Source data
* * * *
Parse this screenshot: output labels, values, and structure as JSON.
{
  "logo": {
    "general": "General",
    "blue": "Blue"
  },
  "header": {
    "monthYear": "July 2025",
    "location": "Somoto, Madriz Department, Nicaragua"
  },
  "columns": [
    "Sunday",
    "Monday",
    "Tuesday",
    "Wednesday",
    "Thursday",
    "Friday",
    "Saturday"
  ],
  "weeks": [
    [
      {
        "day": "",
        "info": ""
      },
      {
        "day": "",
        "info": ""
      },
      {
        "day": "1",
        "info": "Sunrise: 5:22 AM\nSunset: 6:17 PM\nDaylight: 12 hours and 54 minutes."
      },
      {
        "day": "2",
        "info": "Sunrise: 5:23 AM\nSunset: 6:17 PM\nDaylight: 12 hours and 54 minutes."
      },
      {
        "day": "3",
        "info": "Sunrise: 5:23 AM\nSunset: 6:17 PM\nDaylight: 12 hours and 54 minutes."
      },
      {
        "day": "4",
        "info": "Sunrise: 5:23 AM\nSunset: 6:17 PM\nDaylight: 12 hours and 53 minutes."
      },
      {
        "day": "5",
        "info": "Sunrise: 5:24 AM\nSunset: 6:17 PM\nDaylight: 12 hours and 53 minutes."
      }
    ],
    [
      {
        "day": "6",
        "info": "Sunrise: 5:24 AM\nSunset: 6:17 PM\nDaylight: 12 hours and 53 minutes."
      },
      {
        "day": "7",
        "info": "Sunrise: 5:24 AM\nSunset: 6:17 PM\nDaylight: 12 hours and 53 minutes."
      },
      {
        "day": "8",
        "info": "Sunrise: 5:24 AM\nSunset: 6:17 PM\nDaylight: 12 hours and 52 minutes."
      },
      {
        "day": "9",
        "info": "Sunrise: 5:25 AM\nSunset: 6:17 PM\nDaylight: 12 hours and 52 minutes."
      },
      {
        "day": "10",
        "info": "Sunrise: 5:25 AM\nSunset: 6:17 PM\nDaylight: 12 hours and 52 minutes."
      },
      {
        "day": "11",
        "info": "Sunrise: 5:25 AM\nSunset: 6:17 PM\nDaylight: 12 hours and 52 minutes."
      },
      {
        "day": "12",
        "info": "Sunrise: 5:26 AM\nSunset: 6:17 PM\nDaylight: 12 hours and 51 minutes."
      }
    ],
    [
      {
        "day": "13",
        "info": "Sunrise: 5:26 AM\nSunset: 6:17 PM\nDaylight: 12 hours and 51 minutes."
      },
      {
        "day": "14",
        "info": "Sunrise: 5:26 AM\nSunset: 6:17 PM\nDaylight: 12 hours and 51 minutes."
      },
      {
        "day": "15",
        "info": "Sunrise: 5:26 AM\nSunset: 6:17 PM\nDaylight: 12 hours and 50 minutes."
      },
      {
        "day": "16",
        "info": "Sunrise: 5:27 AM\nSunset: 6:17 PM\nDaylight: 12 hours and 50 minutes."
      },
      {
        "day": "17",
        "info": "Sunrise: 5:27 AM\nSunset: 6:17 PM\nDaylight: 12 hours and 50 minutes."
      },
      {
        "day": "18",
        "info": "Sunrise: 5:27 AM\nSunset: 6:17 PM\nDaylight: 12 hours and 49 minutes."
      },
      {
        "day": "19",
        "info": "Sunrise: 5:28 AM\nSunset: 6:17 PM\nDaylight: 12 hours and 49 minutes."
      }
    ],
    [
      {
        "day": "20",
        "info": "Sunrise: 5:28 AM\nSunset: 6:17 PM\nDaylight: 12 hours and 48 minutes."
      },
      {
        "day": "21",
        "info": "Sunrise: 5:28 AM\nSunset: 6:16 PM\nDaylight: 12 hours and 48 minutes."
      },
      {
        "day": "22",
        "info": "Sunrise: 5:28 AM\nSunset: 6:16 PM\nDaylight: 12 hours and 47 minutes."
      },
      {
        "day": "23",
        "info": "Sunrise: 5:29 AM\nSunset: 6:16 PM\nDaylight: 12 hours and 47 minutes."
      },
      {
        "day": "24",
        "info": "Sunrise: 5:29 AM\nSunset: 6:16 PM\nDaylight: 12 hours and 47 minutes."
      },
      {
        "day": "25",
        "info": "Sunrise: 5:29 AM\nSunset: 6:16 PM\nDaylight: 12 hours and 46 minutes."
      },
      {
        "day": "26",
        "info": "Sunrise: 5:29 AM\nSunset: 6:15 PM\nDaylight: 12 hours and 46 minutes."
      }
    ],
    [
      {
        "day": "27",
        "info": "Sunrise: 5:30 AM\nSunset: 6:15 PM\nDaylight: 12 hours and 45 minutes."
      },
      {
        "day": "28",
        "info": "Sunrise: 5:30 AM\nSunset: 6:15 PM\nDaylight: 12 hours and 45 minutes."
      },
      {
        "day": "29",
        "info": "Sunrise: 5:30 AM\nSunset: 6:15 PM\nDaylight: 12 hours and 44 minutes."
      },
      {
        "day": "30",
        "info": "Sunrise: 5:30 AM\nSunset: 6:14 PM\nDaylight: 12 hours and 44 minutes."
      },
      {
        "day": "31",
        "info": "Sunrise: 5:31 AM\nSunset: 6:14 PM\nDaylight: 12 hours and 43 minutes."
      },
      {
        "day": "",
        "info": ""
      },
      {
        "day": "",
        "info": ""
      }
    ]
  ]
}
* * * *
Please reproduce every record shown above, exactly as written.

Response to the task
Parse this screenshot: output labels, values, and structure as JSON.
{
  "logo": {
    "general": "General",
    "blue": "Blue"
  },
  "header": {
    "monthYear": "July 2025",
    "location": "Somoto, Madriz Department, Nicaragua"
  },
  "columns": [
    "Sunday",
    "Monday",
    "Tuesday",
    "Wednesday",
    "Thursday",
    "Friday",
    "Saturday"
  ],
  "weeks": [
    [
      {
        "day": "",
        "info": ""
      },
      {
        "day": "",
        "info": ""
      },
      {
        "day": "1",
        "info": "Sunrise: 5:22 AM\nSunset: 6:17 PM\nDaylight: 12 hours and 54 minutes."
      },
      {
        "day": "2",
        "info": "Sunrise: 5:23 AM\nSunset: 6:17 PM\nDaylight: 12 hours and 54 minutes."
      },
      {
        "day": "3",
        "info": "Sunrise: 5:23 AM\nSunset: 6:17 PM\nDaylight: 12 hours and 54 minutes."
      },
      {
        "day": "4",
        "info": "Sunrise: 5:23 AM\nSunset: 6:17 PM\nDaylight: 12 hours and 53 minutes."
      },
      {
        "day": "5",
        "info": "Sunrise: 5:24 AM\nSunset: 6:17 PM\nDaylight: 12 hours and 53 minutes."
      }
    ],
    [
      {
        "day": "6",
        "info": "Sunrise: 5:24 AM\nSunset: 6:17 PM\nDaylight: 12 hours and 53 minutes."
      },
      {
        "day": "7",
        "info": "Sunrise: 5:24 AM\nSunset: 6:17 PM\nDaylight: 12 hours and 53 minutes."
      },
      {
        "day": "8",
        "info": "Sunrise: 5:24 AM\nSunset: 6:17 PM\nDaylight: 12 hours and 52 minutes."
      },
      {
        "day": "9",
        "info": "Sunrise: 5:25 AM\nSunset: 6:17 PM\nDaylight: 12 hours and 52 minutes."
      },
      {
        "day": "10",
        "info": "Sunrise: 5:25 AM\nSunset: 6:17 PM\nDaylight: 12 hours and 52 minutes."
      },
      {
        "day": "11",
        "info": "Sunrise: 5:25 AM\nSunset: 6:17 PM\nDaylight: 12 hours and 52 minutes."
      },
      {
        "day": "12",
        "info": "Sunrise: 5:26 AM\nSunset: 6:17 PM\nDaylight: 12 hours and 51 minutes."
      }
    ],
    [
      {
        "day": "13",
        "info": "Sunrise: 5:26 AM\nSunset: 6:17 PM\nDaylight: 12 hours and 51 minutes."
      },
      {
        "day": "14",
        "info": "Sunrise: 5:26 AM\nSunset: 6:17 PM\nDaylight: 12 hours and 51 minutes."
      },
      {
        "day": "15",
        "info": "Sunrise: 5:26 AM\nSunset: 6:17 PM\nDaylight: 12 hours and 50 minutes."
      },
      {
        "day": "16",
        "info": "Sunrise: 5:27 AM\nSunset: 6:17 PM\nDaylight: 12 hours and 50 minutes."
      },
      {
        "day": "17",
        "info": "Sunrise: 5:27 AM\nSunset: 6:17 PM\nDaylight: 12 hours and 50 minutes."
      },
      {
        "day": "18",
        "info": "Sunrise: 5:27 AM\nSunset: 6:17 PM\nDaylight: 12 hours and 49 minutes."
      },
      {
        "day": "19",
        "info": "Sunrise: 5:28 AM\nSunset: 6:17 PM\nDaylight: 12 hours and 49 minutes."
      }
    ],
    [
      {
        "day": "20",
        "info": "Sunrise: 5:28 AM\nSunset: 6:17 PM\nDaylight: 12 hours and 48 minutes."
      },
      {
        "day": "21",
        "info": "Sunrise: 5:28 AM\nSunset: 6:16 PM\nDaylight: 12 hours and 48 minutes."
      },
      {
        "day": "22",
        "info": "Sunrise: 5:28 AM\nSunset: 6:16 PM\nDaylight: 12 hours and 47 minutes."
      },
      {
        "day": "23",
        "info": "Sunrise: 5:29 AM\nSunset: 6:16 PM\nDaylight: 12 hours and 47 minutes."
      },
      {
        "day": "24",
        "info": "Sunrise: 5:29 AM\nSunset: 6:16 PM\nDaylight: 12 hours and 47 minutes."
      },
      {
        "day": "25",
        "info": "Sunrise: 5:29 AM\nSunset: 6:16 PM\nDaylight: 12 hours and 46 minutes."
      },
      {
        "day": "26",
        "info": "Sunrise: 5:29 AM\nSunset: 6:15 PM\nDaylight: 12 hours and 46 minutes."
      }
    ],
    [
      {
        "day": "27",
        "info": "Sunrise: 5:30 AM\nSunset: 6:15 PM\nDaylight: 12 hours and 45 minutes."
      },
      {
        "day": "28",
        "info": "Sunrise: 5:30 AM\nSunset: 6:15 PM\nDaylight: 12 hours and 45 minutes."
      },
      {
        "day": "29",
        "info": "Sunrise: 5:30 AM\nSunset: 6:15 PM\nDaylight: 12 hours and 44 minutes."
      },
      {
        "day": "30",
        "info": "Sunrise: 5:30 AM\nSunset: 6:14 PM\nDaylight: 12 hours and 44 minutes."
      },
      {
        "day": "31",
        "info": "Sunrise: 5:31 AM\nSunset: 6:14 PM\nDaylight: 12 hours and 43 minutes."
      },
      {
        "day": "",
        "info": ""
      },
      {
        "day": "",
        "info": ""
      }
    ]
  ]
}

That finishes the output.